** INFORMATION follows **
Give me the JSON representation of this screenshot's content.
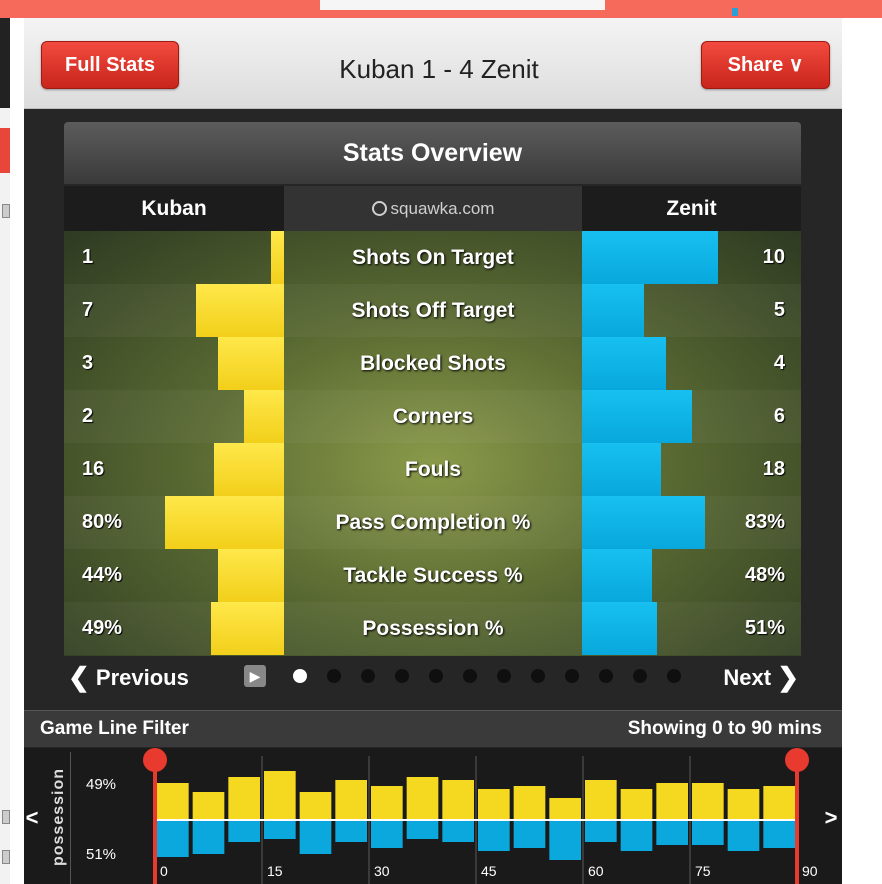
{
  "header": {
    "full_stats_label": "Full Stats",
    "match_title": "Kuban 1 - 4 Zenit",
    "share_label": "Share ∨"
  },
  "overview": {
    "title": "Stats Overview",
    "home_team": "Kuban",
    "away_team": "Zenit",
    "brand": "squawka.com",
    "rows": [
      {
        "label": "Shots On Target",
        "home": "1",
        "away": "10",
        "home_frac": 0.06,
        "away_frac": 0.62
      },
      {
        "label": "Shots Off Target",
        "home": "7",
        "away": "5",
        "home_frac": 0.4,
        "away_frac": 0.28
      },
      {
        "label": "Blocked Shots",
        "home": "3",
        "away": "4",
        "home_frac": 0.3,
        "away_frac": 0.38
      },
      {
        "label": "Corners",
        "home": "2",
        "away": "6",
        "home_frac": 0.18,
        "away_frac": 0.5
      },
      {
        "label": "Fouls",
        "home": "16",
        "away": "18",
        "home_frac": 0.32,
        "away_frac": 0.36
      },
      {
        "label": "Pass Completion %",
        "home": "80%",
        "away": "83%",
        "home_frac": 0.54,
        "away_frac": 0.56
      },
      {
        "label": "Tackle Success %",
        "home": "44%",
        "away": "48%",
        "home_frac": 0.3,
        "away_frac": 0.32
      },
      {
        "label": "Possession %",
        "home": "49%",
        "away": "51%",
        "home_frac": 0.33,
        "away_frac": 0.34
      }
    ]
  },
  "nav": {
    "previous_label": "Previous",
    "next_label": "Next",
    "page_count": 12,
    "active_page": 1
  },
  "filter": {
    "label": "Game Line Filter",
    "showing": "Showing 0 to 90 mins"
  },
  "timeline": {
    "axis_label": "possession",
    "home_pct": "49%",
    "away_pct": "51%",
    "ticks": [
      "0",
      "15",
      "30",
      "45",
      "60",
      "75",
      "90"
    ],
    "home_possession": [
      0.6,
      0.45,
      0.7,
      0.8,
      0.45,
      0.65,
      0.55,
      0.7,
      0.65,
      0.5,
      0.55,
      0.35,
      0.65,
      0.5,
      0.6,
      0.6,
      0.5,
      0.55
    ],
    "away_possession": [
      0.6,
      0.55,
      0.35,
      0.3,
      0.55,
      0.35,
      0.45,
      0.3,
      0.35,
      0.5,
      0.45,
      0.65,
      0.35,
      0.5,
      0.4,
      0.4,
      0.5,
      0.45
    ],
    "colors": {
      "home": "#f5d820",
      "away": "#0aa8dc",
      "marker": "#e83a2e"
    }
  }
}
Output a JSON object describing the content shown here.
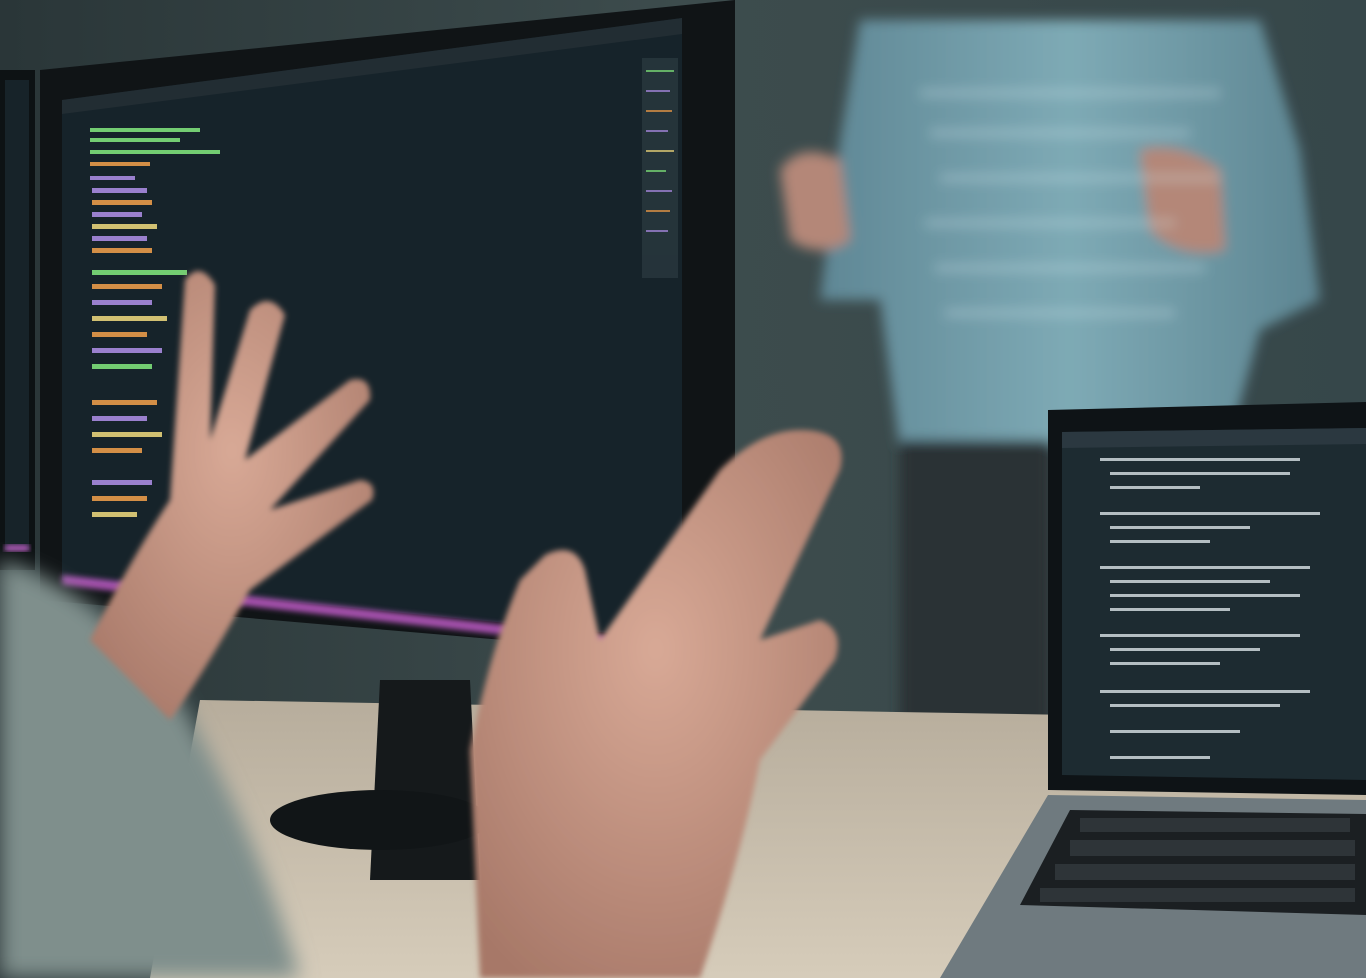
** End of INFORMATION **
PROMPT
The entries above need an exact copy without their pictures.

ANSWER BOX
Give me the JSON representation of this screenshot's content.
{
  "header": {
    "full_stats_label": "Full Stats",
    "match_title": "Kuban 1 - 4 Zenit",
    "share_label": "Share ∨"
  },
  "overview": {
    "title": "Stats Overview",
    "home_team": "Kuban",
    "away_team": "Zenit",
    "brand": "squawka.com",
    "rows": [
      {
        "label": "Shots On Target",
        "home": "1",
        "away": "10",
        "home_frac": 0.06,
        "away_frac": 0.62
      },
      {
        "label": "Shots Off Target",
        "home": "7",
        "away": "5",
        "home_frac": 0.4,
        "away_frac": 0.28
      },
      {
        "label": "Blocked Shots",
        "home": "3",
        "away": "4",
        "home_frac": 0.3,
        "away_frac": 0.38
      },
      {
        "label": "Corners",
        "home": "2",
        "away": "6",
        "home_frac": 0.18,
        "away_frac": 0.5
      },
      {
        "label": "Fouls",
        "home": "16",
        "away": "18",
        "home_frac": 0.32,
        "away_frac": 0.36
      },
      {
        "label": "Pass Completion %",
        "home": "80%",
        "away": "83%",
        "home_frac": 0.54,
        "away_frac": 0.56
      },
      {
        "label": "Tackle Success %",
        "home": "44%",
        "away": "48%",
        "home_frac": 0.3,
        "away_frac": 0.32
      },
      {
        "label": "Possession %",
        "home": "49%",
        "away": "51%",
        "home_frac": 0.33,
        "away_frac": 0.34
      }
    ]
  },
  "nav": {
    "previous_label": "Previous",
    "next_label": "Next",
    "page_count": 12,
    "active_page": 1
  },
  "filter": {
    "label": "Game Line Filter",
    "showing": "Showing 0 to 90 mins"
  },
  "timeline": {
    "axis_label": "possession",
    "home_pct": "49%",
    "away_pct": "51%",
    "ticks": [
      "0",
      "15",
      "30",
      "45",
      "60",
      "75",
      "90"
    ],
    "home_possession": [
      0.6,
      0.45,
      0.7,
      0.8,
      0.45,
      0.65,
      0.55,
      0.7,
      0.65,
      0.5,
      0.55,
      0.35,
      0.65,
      0.5,
      0.6,
      0.6,
      0.5,
      0.55
    ],
    "away_possession": [
      0.6,
      0.55,
      0.35,
      0.3,
      0.55,
      0.35,
      0.45,
      0.3,
      0.35,
      0.5,
      0.45,
      0.65,
      0.35,
      0.5,
      0.4,
      0.4,
      0.5,
      0.45
    ],
    "colors": {
      "home": "#f5d820",
      "away": "#0aa8dc",
      "marker": "#e83a2e"
    }
  }
}
Output a JSON object describing the content shown here.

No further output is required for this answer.